With cushion spring.

-
Integration of model using finite difference technique.

-
Modeling of soil as combination of displacement dependent springs


And velocity dependent dampers. Applied along the pile shaft

They modeled the soil resistance.

-
Modeling of the non
-
linearities of soil. The soil was given a


‘yield limit’ (quake);a after this time the non
-
dynamic resistance

Resistance was constant.

The Pile
-
Soil Model

Standard model used in many wave equation techniques today

Goble et. Al (1980)
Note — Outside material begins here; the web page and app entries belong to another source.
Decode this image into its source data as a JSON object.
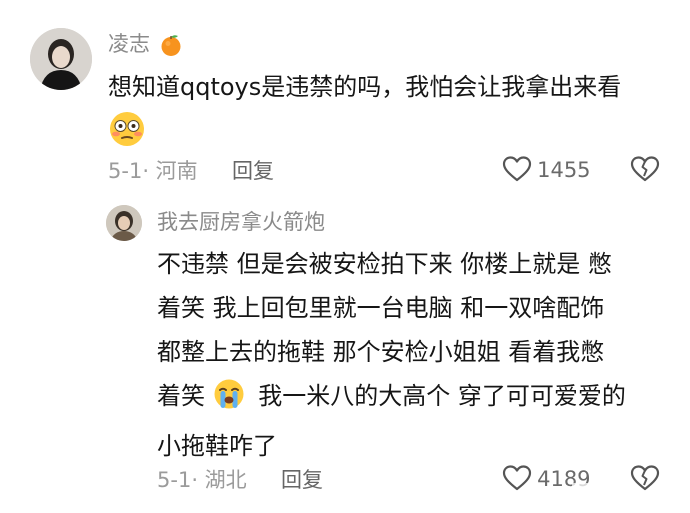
{
  "comment": {
    "username": "凌志",
    "username_badge_icon": "orange-emoji-icon",
    "text_line1": "想知道qqtoys是违禁的吗，我怕会让我拿出来看",
    "text_emoji_icon": "flushed-face-emoji-icon",
    "date": "5-1",
    "location": "河南",
    "reply_label": "回复",
    "like_count": "1455"
  },
  "reply": {
    "username": "我去厨房拿火箭炮",
    "lines": [
      "不违禁 但是会被安检拍下来 你楼上就是 憋",
      "着笑 我上回包里就一台电脑 和一双啥配饰",
      "都整上去的拖鞋 那个安检小姐姐 看着我憋",
      "着笑",
      "我一米八的大高个 穿了可可爱爱的",
      "小拖鞋咋了"
    ],
    "inline_emoji_icon": "loudly-crying-face-emoji-icon",
    "date": "5-1",
    "location": "湖北",
    "reply_label": "回复",
    "like_count": "4189"
  },
  "colors": {
    "text": "#161616",
    "meta": "#9b9b9b",
    "username": "#8a8a8a"
  }
}
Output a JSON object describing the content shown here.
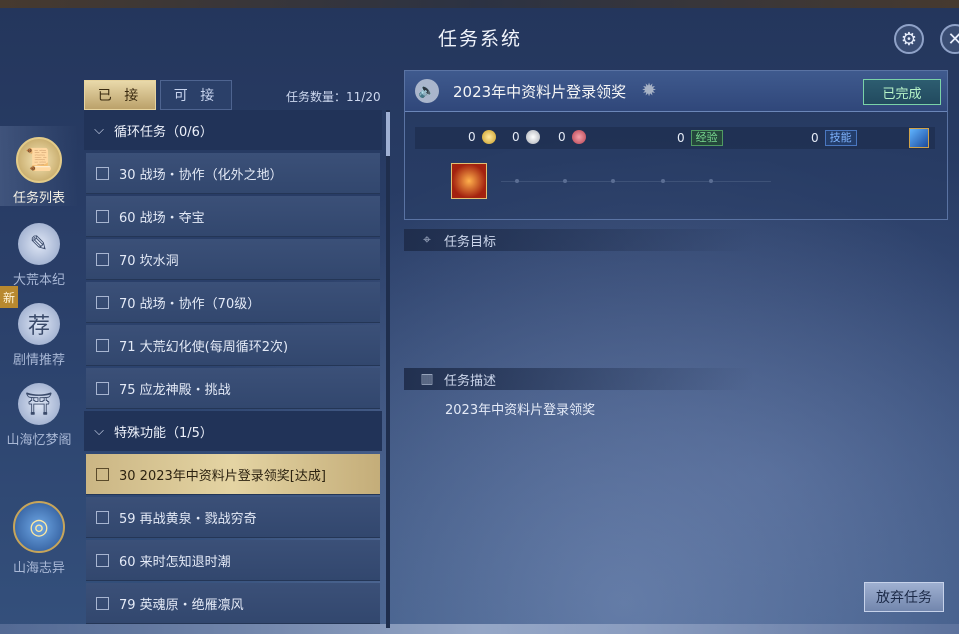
{
  "header": {
    "title": "任务系统"
  },
  "nav": {
    "items": [
      {
        "label": "任务列表"
      },
      {
        "label": "大荒本纪"
      },
      {
        "label": "剧情推荐",
        "badge": "新",
        "icon_char": "荐"
      },
      {
        "label": "山海忆梦阁"
      },
      {
        "label": "山海志异"
      }
    ]
  },
  "tabs": {
    "accepted": "已 接",
    "available": "可 接"
  },
  "quest_count": "任务数量：11/20",
  "categories": [
    {
      "label": "循环任务（0/6）"
    },
    {
      "label": "特殊功能（1/5）"
    }
  ],
  "quests": [
    "30 战场・协作（化外之地）",
    "60 战场・夺宝",
    "70 坎水洞",
    "70 战场・协作（70级）",
    "71 大荒幻化使(每周循环2次)",
    "75 应龙神殿・挑战",
    "30 2023年中资料片登录领奖[达成]",
    "59 再战黄泉・戮战穷奇",
    "60 来时怎知退时潮",
    "79 英魂原・绝雁凛风"
  ],
  "detail": {
    "quest_name": "2023年中资料片登录领奖",
    "status": "已完成",
    "rewards": {
      "gold": "0",
      "silver": "0",
      "red": "0",
      "exp_value": "0",
      "exp_label": "经验",
      "skill_value": "0",
      "skill_label": "技能"
    },
    "objective_label": "任务目标",
    "description_label": "任务描述",
    "description": "2023年中资料片登录领奖"
  },
  "abandon_label": "放弃任务",
  "colors": {
    "accent_gold": "#e4d4a3",
    "panel_blue": "#30477a",
    "done_green": "#b7f4c8"
  }
}
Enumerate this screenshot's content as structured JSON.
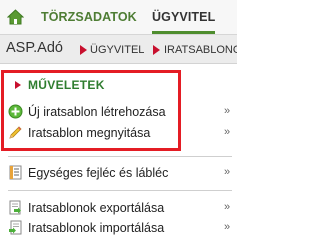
{
  "tabs": {
    "torzsadatok": "TÖRZSADATOK",
    "ugyvitel": "ÜGYVITEL"
  },
  "breadcrumb": {
    "app": "ASP.Adó",
    "level1": "ÜGYVITEL",
    "level2": "IRATSABLONOK"
  },
  "menu": {
    "section_title": "MŰVELETEK",
    "items": [
      {
        "label": "Új iratsablon létrehozása",
        "icon": "add-icon"
      },
      {
        "label": "Iratsablon megnyitása",
        "icon": "pencil-icon"
      },
      {
        "label": "Egységes fejléc és lábléc",
        "icon": "document-list-icon"
      },
      {
        "label": "Iratsablonok exportálása",
        "icon": "document-export-icon"
      },
      {
        "label": "Iratsablonok importálása",
        "icon": "document-import-icon"
      }
    ],
    "chevron": "»"
  },
  "colors": {
    "accent_green": "#4e7d34",
    "breadcrumb_arrow": "#c8102e",
    "highlight_red": "#e41c24"
  }
}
Major steps in using stress wave theory to piles during driving

And to estimate static capacity by Case Method.

Compare pile force and velocity at a given time with a time

2L/c before that .


The static and dynamic components separated.


Field application using strain gauge to measure force and

Accelerometer to measure velocity.

Rausche et. al (1985)

CAPWAP technique (Case Pile Wave Analysis Program)

Similar instrumentation to Case Method but pile is divided into

Series of elements and the wave reflection for each one are

Analysed based on the time return to the top of pile.


A profile of shaft resistance distribution is obtained.